Problem to solve:
Look for the word "icon" in the entries and copy each line where it appears.

Exercise materials:
+ + + +
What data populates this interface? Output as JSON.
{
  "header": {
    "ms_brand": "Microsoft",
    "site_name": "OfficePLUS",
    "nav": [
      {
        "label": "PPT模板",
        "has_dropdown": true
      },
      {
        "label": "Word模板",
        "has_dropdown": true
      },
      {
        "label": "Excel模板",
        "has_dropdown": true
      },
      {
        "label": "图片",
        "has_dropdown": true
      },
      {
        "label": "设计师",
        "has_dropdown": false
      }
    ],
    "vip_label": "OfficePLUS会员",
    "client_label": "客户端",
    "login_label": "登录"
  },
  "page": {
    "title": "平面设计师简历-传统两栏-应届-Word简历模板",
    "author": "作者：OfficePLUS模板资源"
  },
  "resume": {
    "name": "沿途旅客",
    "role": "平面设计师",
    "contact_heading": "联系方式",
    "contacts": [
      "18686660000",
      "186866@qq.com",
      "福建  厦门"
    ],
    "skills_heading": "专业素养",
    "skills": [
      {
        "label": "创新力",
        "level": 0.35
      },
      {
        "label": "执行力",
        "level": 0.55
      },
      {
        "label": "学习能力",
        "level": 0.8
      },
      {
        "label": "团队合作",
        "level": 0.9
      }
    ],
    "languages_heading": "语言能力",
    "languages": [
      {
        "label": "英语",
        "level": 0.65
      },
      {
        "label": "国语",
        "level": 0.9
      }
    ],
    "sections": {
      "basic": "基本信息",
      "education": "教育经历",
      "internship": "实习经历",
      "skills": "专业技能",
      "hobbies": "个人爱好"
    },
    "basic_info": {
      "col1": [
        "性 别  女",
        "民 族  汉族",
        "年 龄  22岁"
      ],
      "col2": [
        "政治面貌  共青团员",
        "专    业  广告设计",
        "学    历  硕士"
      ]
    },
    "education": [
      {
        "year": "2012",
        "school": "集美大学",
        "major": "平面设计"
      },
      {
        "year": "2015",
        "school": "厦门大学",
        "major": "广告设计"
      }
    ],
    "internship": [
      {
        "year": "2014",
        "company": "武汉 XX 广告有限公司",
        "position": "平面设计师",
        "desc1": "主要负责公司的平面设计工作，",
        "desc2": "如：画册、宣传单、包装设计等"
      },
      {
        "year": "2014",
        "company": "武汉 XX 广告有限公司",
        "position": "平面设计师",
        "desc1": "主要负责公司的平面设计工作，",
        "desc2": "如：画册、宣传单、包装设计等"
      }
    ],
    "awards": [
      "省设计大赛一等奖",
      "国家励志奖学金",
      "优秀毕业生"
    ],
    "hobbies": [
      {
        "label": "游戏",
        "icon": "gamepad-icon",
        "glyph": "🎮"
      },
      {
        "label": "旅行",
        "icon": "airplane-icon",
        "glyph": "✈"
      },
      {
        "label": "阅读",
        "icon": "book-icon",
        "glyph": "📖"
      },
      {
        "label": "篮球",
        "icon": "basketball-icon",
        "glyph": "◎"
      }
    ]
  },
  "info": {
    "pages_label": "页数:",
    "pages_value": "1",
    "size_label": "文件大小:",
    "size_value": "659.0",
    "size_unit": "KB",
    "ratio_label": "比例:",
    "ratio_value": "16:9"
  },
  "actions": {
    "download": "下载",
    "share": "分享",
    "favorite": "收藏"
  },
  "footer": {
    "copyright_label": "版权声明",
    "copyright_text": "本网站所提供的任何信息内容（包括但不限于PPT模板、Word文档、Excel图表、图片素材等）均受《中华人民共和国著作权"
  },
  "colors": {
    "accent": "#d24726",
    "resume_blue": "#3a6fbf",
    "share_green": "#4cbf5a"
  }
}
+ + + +
Result of this exercise:
        "icon": "gamepad-icon",
        "icon": "airplane-icon",
        "icon": "book-icon",
        "icon": "basketball-icon",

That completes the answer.